What is needed: Pick out the lines below that contain the string "instruction" and copy them all.

Records from a collection:
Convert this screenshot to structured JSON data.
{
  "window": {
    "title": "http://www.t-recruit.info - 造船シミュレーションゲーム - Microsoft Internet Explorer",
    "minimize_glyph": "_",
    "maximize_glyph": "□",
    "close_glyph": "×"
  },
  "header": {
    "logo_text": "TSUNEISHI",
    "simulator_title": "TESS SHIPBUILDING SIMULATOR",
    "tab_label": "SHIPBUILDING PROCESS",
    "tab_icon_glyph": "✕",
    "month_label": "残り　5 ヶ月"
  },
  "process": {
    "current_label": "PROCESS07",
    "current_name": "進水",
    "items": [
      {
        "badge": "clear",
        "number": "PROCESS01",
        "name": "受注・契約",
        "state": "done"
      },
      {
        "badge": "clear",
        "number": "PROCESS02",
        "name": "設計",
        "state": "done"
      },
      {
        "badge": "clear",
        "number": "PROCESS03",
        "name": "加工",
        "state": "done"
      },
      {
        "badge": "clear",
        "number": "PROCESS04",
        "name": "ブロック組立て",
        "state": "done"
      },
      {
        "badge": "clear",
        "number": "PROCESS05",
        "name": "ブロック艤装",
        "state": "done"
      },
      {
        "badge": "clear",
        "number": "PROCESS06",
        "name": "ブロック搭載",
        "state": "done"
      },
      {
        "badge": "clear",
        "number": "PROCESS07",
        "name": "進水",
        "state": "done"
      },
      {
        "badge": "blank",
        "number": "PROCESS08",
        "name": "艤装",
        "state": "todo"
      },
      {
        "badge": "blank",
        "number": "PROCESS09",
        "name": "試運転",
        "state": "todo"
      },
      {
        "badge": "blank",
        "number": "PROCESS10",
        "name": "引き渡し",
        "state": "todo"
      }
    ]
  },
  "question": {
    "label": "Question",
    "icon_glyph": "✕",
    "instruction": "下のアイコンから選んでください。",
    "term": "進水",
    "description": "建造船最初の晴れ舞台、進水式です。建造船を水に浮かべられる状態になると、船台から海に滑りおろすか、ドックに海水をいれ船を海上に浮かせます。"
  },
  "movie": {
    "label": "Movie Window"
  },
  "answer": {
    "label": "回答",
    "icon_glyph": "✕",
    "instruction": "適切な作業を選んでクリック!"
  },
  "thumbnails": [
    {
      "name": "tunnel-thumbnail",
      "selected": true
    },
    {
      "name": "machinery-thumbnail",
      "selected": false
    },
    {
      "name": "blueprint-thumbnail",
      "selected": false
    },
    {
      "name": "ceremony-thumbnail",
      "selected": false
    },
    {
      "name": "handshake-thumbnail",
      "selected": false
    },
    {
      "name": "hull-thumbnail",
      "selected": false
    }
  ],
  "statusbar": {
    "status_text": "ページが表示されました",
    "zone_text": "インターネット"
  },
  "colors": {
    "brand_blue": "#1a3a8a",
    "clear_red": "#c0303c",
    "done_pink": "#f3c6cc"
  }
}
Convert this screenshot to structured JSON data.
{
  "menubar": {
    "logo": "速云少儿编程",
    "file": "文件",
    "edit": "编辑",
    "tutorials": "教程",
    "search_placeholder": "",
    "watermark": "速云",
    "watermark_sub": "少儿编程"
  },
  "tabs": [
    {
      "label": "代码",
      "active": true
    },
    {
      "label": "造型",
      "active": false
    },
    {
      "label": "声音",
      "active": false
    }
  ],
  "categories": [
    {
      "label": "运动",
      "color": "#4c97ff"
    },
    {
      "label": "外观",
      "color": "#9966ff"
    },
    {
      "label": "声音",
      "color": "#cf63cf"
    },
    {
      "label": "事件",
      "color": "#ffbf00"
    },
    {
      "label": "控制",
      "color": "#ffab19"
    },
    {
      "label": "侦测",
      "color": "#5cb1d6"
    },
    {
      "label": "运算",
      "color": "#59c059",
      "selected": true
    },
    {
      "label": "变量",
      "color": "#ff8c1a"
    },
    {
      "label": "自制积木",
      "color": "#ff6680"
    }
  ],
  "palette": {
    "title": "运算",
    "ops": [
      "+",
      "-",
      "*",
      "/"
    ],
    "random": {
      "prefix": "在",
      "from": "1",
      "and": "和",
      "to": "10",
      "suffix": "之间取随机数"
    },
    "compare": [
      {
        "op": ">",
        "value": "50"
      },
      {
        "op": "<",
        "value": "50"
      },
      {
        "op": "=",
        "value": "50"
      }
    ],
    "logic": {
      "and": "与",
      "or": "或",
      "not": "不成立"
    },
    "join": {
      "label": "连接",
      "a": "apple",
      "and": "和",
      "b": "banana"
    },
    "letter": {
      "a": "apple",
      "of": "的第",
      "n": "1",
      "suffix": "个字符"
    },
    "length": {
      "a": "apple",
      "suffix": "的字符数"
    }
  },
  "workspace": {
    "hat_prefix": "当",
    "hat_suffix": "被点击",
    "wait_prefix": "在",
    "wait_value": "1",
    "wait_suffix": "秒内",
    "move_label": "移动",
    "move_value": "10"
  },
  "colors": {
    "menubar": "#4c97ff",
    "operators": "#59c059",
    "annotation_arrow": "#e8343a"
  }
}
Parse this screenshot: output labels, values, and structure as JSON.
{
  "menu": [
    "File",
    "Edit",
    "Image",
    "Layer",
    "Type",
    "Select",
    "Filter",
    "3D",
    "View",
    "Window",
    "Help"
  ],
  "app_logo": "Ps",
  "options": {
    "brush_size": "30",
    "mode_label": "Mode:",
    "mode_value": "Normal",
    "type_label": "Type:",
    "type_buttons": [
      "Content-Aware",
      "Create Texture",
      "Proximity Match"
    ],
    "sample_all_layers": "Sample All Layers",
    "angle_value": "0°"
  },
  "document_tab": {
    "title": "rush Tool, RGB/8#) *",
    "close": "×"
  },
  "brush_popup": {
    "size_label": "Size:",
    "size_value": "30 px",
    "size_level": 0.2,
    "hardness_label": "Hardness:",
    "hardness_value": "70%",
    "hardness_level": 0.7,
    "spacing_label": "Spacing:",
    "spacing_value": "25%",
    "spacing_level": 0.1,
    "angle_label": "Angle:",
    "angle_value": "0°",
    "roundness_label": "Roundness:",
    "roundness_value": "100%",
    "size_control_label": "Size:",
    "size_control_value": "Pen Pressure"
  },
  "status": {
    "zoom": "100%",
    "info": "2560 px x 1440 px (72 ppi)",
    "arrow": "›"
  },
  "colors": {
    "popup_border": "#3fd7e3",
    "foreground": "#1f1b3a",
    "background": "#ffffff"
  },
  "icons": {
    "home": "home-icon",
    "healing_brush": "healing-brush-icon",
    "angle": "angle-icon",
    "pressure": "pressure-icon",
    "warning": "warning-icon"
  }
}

Answer space:
    "instruction": "下のアイコンから選んでください。",
    "instruction": "適切な作業を選んでクリック!"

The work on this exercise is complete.